[Dataset rows for apps and sites]
*** Begin section ***
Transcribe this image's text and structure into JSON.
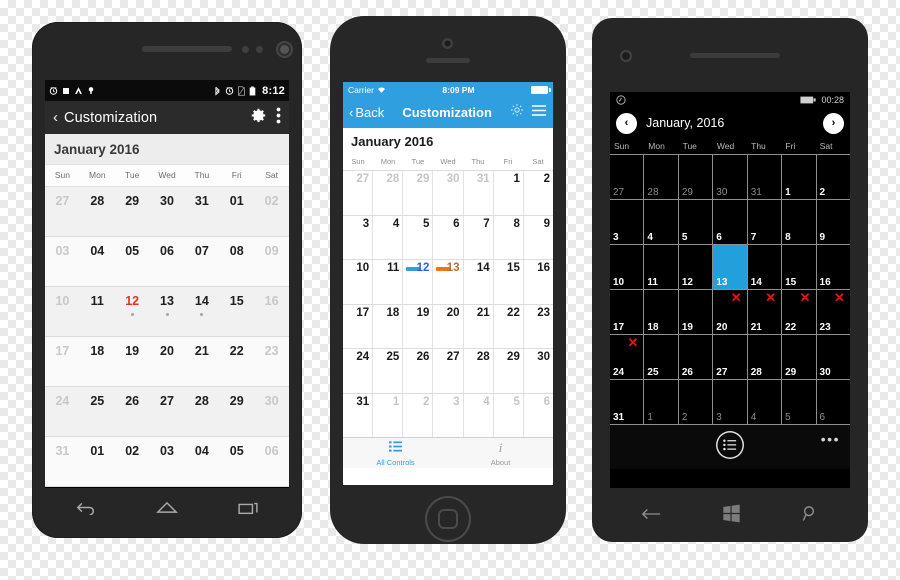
{
  "common": {
    "weekdays_short": [
      "Sun",
      "Mon",
      "Tue",
      "Wed",
      "Thu",
      "Fri",
      "Sat"
    ],
    "accent_blue": "#2f9fe0",
    "wp_accent": "#22a0dc",
    "today_red": "#e8312a",
    "orange": "#ef7612",
    "x_red": "#ef1111"
  },
  "android": {
    "status_bar": {
      "time": "8:12",
      "left_icons": [
        "alarm-icon",
        "stop-square-icon",
        "triangle-icon",
        "plug-icon"
      ],
      "right_icons": [
        "bluetooth-icon",
        "alarm-icon",
        "sim-card-icon",
        "battery-icon"
      ]
    },
    "app_bar": {
      "back_glyph": "‹",
      "title": "Customization",
      "icons": [
        "gear-icon",
        "overflow-menu-icon"
      ]
    },
    "calendar": {
      "month_label": "January 2016",
      "weekdays": [
        "Sun",
        "Mon",
        "Tue",
        "Wed",
        "Thu",
        "Fri",
        "Sat"
      ],
      "rows": [
        [
          {
            "d": "27",
            "o": true
          },
          {
            "d": "28"
          },
          {
            "d": "29"
          },
          {
            "d": "30"
          },
          {
            "d": "31"
          },
          {
            "d": "01"
          },
          {
            "d": "02",
            "o": true
          }
        ],
        [
          {
            "d": "03",
            "o": true
          },
          {
            "d": "04"
          },
          {
            "d": "05"
          },
          {
            "d": "06"
          },
          {
            "d": "07"
          },
          {
            "d": "08"
          },
          {
            "d": "09",
            "o": true
          }
        ],
        [
          {
            "d": "10",
            "o": true
          },
          {
            "d": "11"
          },
          {
            "d": "12",
            "today": true,
            "dot": true
          },
          {
            "d": "13",
            "dot": true
          },
          {
            "d": "14",
            "dot": true
          },
          {
            "d": "15"
          },
          {
            "d": "16",
            "o": true
          }
        ],
        [
          {
            "d": "17",
            "o": true
          },
          {
            "d": "18"
          },
          {
            "d": "19"
          },
          {
            "d": "20"
          },
          {
            "d": "21"
          },
          {
            "d": "22"
          },
          {
            "d": "23",
            "o": true
          }
        ],
        [
          {
            "d": "24",
            "o": true
          },
          {
            "d": "25"
          },
          {
            "d": "26"
          },
          {
            "d": "27"
          },
          {
            "d": "28"
          },
          {
            "d": "29"
          },
          {
            "d": "30",
            "o": true
          }
        ],
        [
          {
            "d": "31",
            "o": true
          },
          {
            "d": "01"
          },
          {
            "d": "02"
          },
          {
            "d": "03"
          },
          {
            "d": "04"
          },
          {
            "d": "05"
          },
          {
            "d": "06",
            "o": true
          }
        ]
      ]
    },
    "nav_bar": [
      "back-icon",
      "home-icon",
      "recents-icon"
    ]
  },
  "iphone": {
    "status_bar": {
      "carrier": "Carrier",
      "time": "8:09 PM",
      "icons": [
        "wifi-icon",
        "battery-icon"
      ]
    },
    "nav_bar": {
      "back_glyph": "‹",
      "back_label": "Back",
      "title": "Customization",
      "icons": [
        "gear-icon",
        "hamburger-menu-icon"
      ]
    },
    "calendar": {
      "month_label": "January 2016",
      "weekdays": [
        "Sun",
        "Mon",
        "Tue",
        "Wed",
        "Thu",
        "Fri",
        "Sat"
      ],
      "rows": [
        [
          {
            "d": "27",
            "o": true
          },
          {
            "d": "28",
            "o": true
          },
          {
            "d": "29",
            "o": true
          },
          {
            "d": "30",
            "o": true
          },
          {
            "d": "31",
            "o": true
          },
          {
            "d": "1"
          },
          {
            "d": "2"
          }
        ],
        [
          {
            "d": "3"
          },
          {
            "d": "4"
          },
          {
            "d": "5"
          },
          {
            "d": "6"
          },
          {
            "d": "7"
          },
          {
            "d": "8"
          },
          {
            "d": "9"
          }
        ],
        [
          {
            "d": "10"
          },
          {
            "d": "11"
          },
          {
            "d": "12",
            "sel": "blue"
          },
          {
            "d": "13",
            "sel": "orange"
          },
          {
            "d": "14"
          },
          {
            "d": "15"
          },
          {
            "d": "16"
          }
        ],
        [
          {
            "d": "17"
          },
          {
            "d": "18"
          },
          {
            "d": "19"
          },
          {
            "d": "20"
          },
          {
            "d": "21"
          },
          {
            "d": "22"
          },
          {
            "d": "23"
          }
        ],
        [
          {
            "d": "24"
          },
          {
            "d": "25"
          },
          {
            "d": "26"
          },
          {
            "d": "27"
          },
          {
            "d": "28"
          },
          {
            "d": "29"
          },
          {
            "d": "30"
          }
        ],
        [
          {
            "d": "31"
          },
          {
            "d": "1",
            "o": true
          },
          {
            "d": "2",
            "o": true
          },
          {
            "d": "3",
            "o": true
          },
          {
            "d": "4",
            "o": true
          },
          {
            "d": "5",
            "o": true
          },
          {
            "d": "6",
            "o": true
          }
        ]
      ]
    },
    "tab_bar": [
      {
        "label": "All Controls",
        "icon": "list-icon",
        "active": true
      },
      {
        "label": "About",
        "icon": "info-italic-icon",
        "active": false
      }
    ]
  },
  "wphone": {
    "status_bar": {
      "time": "00:28",
      "left_icon": "notification-icon",
      "right_icons": [
        "battery-icon"
      ]
    },
    "header": {
      "prev_glyph": "‹",
      "title": "January, 2016",
      "next_glyph": "›"
    },
    "calendar": {
      "weekdays": [
        "Sun",
        "Mon",
        "Tue",
        "Wed",
        "Thu",
        "Fri",
        "Sat"
      ],
      "rows": [
        [
          {
            "d": "27",
            "o": true
          },
          {
            "d": "28",
            "o": true
          },
          {
            "d": "29",
            "o": true
          },
          {
            "d": "30",
            "o": true
          },
          {
            "d": "31",
            "o": true
          },
          {
            "d": "1"
          },
          {
            "d": "2"
          }
        ],
        [
          {
            "d": "3"
          },
          {
            "d": "4"
          },
          {
            "d": "5"
          },
          {
            "d": "6"
          },
          {
            "d": "7"
          },
          {
            "d": "8"
          },
          {
            "d": "9"
          }
        ],
        [
          {
            "d": "10"
          },
          {
            "d": "11"
          },
          {
            "d": "12"
          },
          {
            "d": "13",
            "selected": true
          },
          {
            "d": "14"
          },
          {
            "d": "15"
          },
          {
            "d": "16"
          }
        ],
        [
          {
            "d": "17"
          },
          {
            "d": "18"
          },
          {
            "d": "19"
          },
          {
            "d": "20",
            "x": true
          },
          {
            "d": "21",
            "x": true
          },
          {
            "d": "22",
            "x": true
          },
          {
            "d": "23",
            "x": true
          }
        ],
        [
          {
            "d": "24",
            "x": true
          },
          {
            "d": "25"
          },
          {
            "d": "26"
          },
          {
            "d": "27"
          },
          {
            "d": "28"
          },
          {
            "d": "29"
          },
          {
            "d": "30"
          }
        ],
        [
          {
            "d": "31"
          },
          {
            "d": "1",
            "o": true
          },
          {
            "d": "2",
            "o": true
          },
          {
            "d": "3",
            "o": true
          },
          {
            "d": "4",
            "o": true
          },
          {
            "d": "5",
            "o": true
          },
          {
            "d": "6",
            "o": true
          }
        ]
      ]
    },
    "app_bar": {
      "icons": [
        "list-icon"
      ],
      "more_glyph": "•••"
    },
    "nav_bar": [
      "back-icon",
      "windows-start-icon",
      "search-icon"
    ]
  }
}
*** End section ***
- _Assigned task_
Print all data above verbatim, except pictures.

- _Solution to this task_
Transcribe this image's text and structure into JSON.
{
  "common": {
    "weekdays_short": [
      "Sun",
      "Mon",
      "Tue",
      "Wed",
      "Thu",
      "Fri",
      "Sat"
    ],
    "accent_blue": "#2f9fe0",
    "wp_accent": "#22a0dc",
    "today_red": "#e8312a",
    "orange": "#ef7612",
    "x_red": "#ef1111"
  },
  "android": {
    "status_bar": {
      "time": "8:12",
      "left_icons": [
        "alarm-icon",
        "stop-square-icon",
        "triangle-icon",
        "plug-icon"
      ],
      "right_icons": [
        "bluetooth-icon",
        "alarm-icon",
        "sim-card-icon",
        "battery-icon"
      ]
    },
    "app_bar": {
      "back_glyph": "‹",
      "title": "Customization",
      "icons": [
        "gear-icon",
        "overflow-menu-icon"
      ]
    },
    "calendar": {
      "month_label": "January 2016",
      "weekdays": [
        "Sun",
        "Mon",
        "Tue",
        "Wed",
        "Thu",
        "Fri",
        "Sat"
      ],
      "rows": [
        [
          {
            "d": "27",
            "o": true
          },
          {
            "d": "28"
          },
          {
            "d": "29"
          },
          {
            "d": "30"
          },
          {
            "d": "31"
          },
          {
            "d": "01"
          },
          {
            "d": "02",
            "o": true
          }
        ],
        [
          {
            "d": "03",
            "o": true
          },
          {
            "d": "04"
          },
          {
            "d": "05"
          },
          {
            "d": "06"
          },
          {
            "d": "07"
          },
          {
            "d": "08"
          },
          {
            "d": "09",
            "o": true
          }
        ],
        [
          {
            "d": "10",
            "o": true
          },
          {
            "d": "11"
          },
          {
            "d": "12",
            "today": true,
            "dot": true
          },
          {
            "d": "13",
            "dot": true
          },
          {
            "d": "14",
            "dot": true
          },
          {
            "d": "15"
          },
          {
            "d": "16",
            "o": true
          }
        ],
        [
          {
            "d": "17",
            "o": true
          },
          {
            "d": "18"
          },
          {
            "d": "19"
          },
          {
            "d": "20"
          },
          {
            "d": "21"
          },
          {
            "d": "22"
          },
          {
            "d": "23",
            "o": true
          }
        ],
        [
          {
            "d": "24",
            "o": true
          },
          {
            "d": "25"
          },
          {
            "d": "26"
          },
          {
            "d": "27"
          },
          {
            "d": "28"
          },
          {
            "d": "29"
          },
          {
            "d": "30",
            "o": true
          }
        ],
        [
          {
            "d": "31",
            "o": true
          },
          {
            "d": "01"
          },
          {
            "d": "02"
          },
          {
            "d": "03"
          },
          {
            "d": "04"
          },
          {
            "d": "05"
          },
          {
            "d": "06",
            "o": true
          }
        ]
      ]
    },
    "nav_bar": [
      "back-icon",
      "home-icon",
      "recents-icon"
    ]
  },
  "iphone": {
    "status_bar": {
      "carrier": "Carrier",
      "time": "8:09 PM",
      "icons": [
        "wifi-icon",
        "battery-icon"
      ]
    },
    "nav_bar": {
      "back_glyph": "‹",
      "back_label": "Back",
      "title": "Customization",
      "icons": [
        "gear-icon",
        "hamburger-menu-icon"
      ]
    },
    "calendar": {
      "month_label": "January 2016",
      "weekdays": [
        "Sun",
        "Mon",
        "Tue",
        "Wed",
        "Thu",
        "Fri",
        "Sat"
      ],
      "rows": [
        [
          {
            "d": "27",
            "o": true
          },
          {
            "d": "28",
            "o": true
          },
          {
            "d": "29",
            "o": true
          },
          {
            "d": "30",
            "o": true
          },
          {
            "d": "31",
            "o": true
          },
          {
            "d": "1"
          },
          {
            "d": "2"
          }
        ],
        [
          {
            "d": "3"
          },
          {
            "d": "4"
          },
          {
            "d": "5"
          },
          {
            "d": "6"
          },
          {
            "d": "7"
          },
          {
            "d": "8"
          },
          {
            "d": "9"
          }
        ],
        [
          {
            "d": "10"
          },
          {
            "d": "11"
          },
          {
            "d": "12",
            "sel": "blue"
          },
          {
            "d": "13",
            "sel": "orange"
          },
          {
            "d": "14"
          },
          {
            "d": "15"
          },
          {
            "d": "16"
          }
        ],
        [
          {
            "d": "17"
          },
          {
            "d": "18"
          },
          {
            "d": "19"
          },
          {
            "d": "20"
          },
          {
            "d": "21"
          },
          {
            "d": "22"
          },
          {
            "d": "23"
          }
        ],
        [
          {
            "d": "24"
          },
          {
            "d": "25"
          },
          {
            "d": "26"
          },
          {
            "d": "27"
          },
          {
            "d": "28"
          },
          {
            "d": "29"
          },
          {
            "d": "30"
          }
        ],
        [
          {
            "d": "31"
          },
          {
            "d": "1",
            "o": true
          },
          {
            "d": "2",
            "o": true
          },
          {
            "d": "3",
            "o": true
          },
          {
            "d": "4",
            "o": true
          },
          {
            "d": "5",
            "o": true
          },
          {
            "d": "6",
            "o": true
          }
        ]
      ]
    },
    "tab_bar": [
      {
        "label": "All Controls",
        "icon": "list-icon",
        "active": true
      },
      {
        "label": "About",
        "icon": "info-italic-icon",
        "active": false
      }
    ]
  },
  "wphone": {
    "status_bar": {
      "time": "00:28",
      "left_icon": "notification-icon",
      "right_icons": [
        "battery-icon"
      ]
    },
    "header": {
      "prev_glyph": "‹",
      "title": "January, 2016",
      "next_glyph": "›"
    },
    "calendar": {
      "weekdays": [
        "Sun",
        "Mon",
        "Tue",
        "Wed",
        "Thu",
        "Fri",
        "Sat"
      ],
      "rows": [
        [
          {
            "d": "27",
            "o": true
          },
          {
            "d": "28",
            "o": true
          },
          {
            "d": "29",
            "o": true
          },
          {
            "d": "30",
            "o": true
          },
          {
            "d": "31",
            "o": true
          },
          {
            "d": "1"
          },
          {
            "d": "2"
          }
        ],
        [
          {
            "d": "3"
          },
          {
            "d": "4"
          },
          {
            "d": "5"
          },
          {
            "d": "6"
          },
          {
            "d": "7"
          },
          {
            "d": "8"
          },
          {
            "d": "9"
          }
        ],
        [
          {
            "d": "10"
          },
          {
            "d": "11"
          },
          {
            "d": "12"
          },
          {
            "d": "13",
            "selected": true
          },
          {
            "d": "14"
          },
          {
            "d": "15"
          },
          {
            "d": "16"
          }
        ],
        [
          {
            "d": "17"
          },
          {
            "d": "18"
          },
          {
            "d": "19"
          },
          {
            "d": "20",
            "x": true
          },
          {
            "d": "21",
            "x": true
          },
          {
            "d": "22",
            "x": true
          },
          {
            "d": "23",
            "x": true
          }
        ],
        [
          {
            "d": "24",
            "x": true
          },
          {
            "d": "25"
          },
          {
            "d": "26"
          },
          {
            "d": "27"
          },
          {
            "d": "28"
          },
          {
            "d": "29"
          },
          {
            "d": "30"
          }
        ],
        [
          {
            "d": "31"
          },
          {
            "d": "1",
            "o": true
          },
          {
            "d": "2",
            "o": true
          },
          {
            "d": "3",
            "o": true
          },
          {
            "d": "4",
            "o": true
          },
          {
            "d": "5",
            "o": true
          },
          {
            "d": "6",
            "o": true
          }
        ]
      ]
    },
    "app_bar": {
      "icons": [
        "list-icon"
      ],
      "more_glyph": "•••"
    },
    "nav_bar": [
      "back-icon",
      "windows-start-icon",
      "search-icon"
    ]
  }
}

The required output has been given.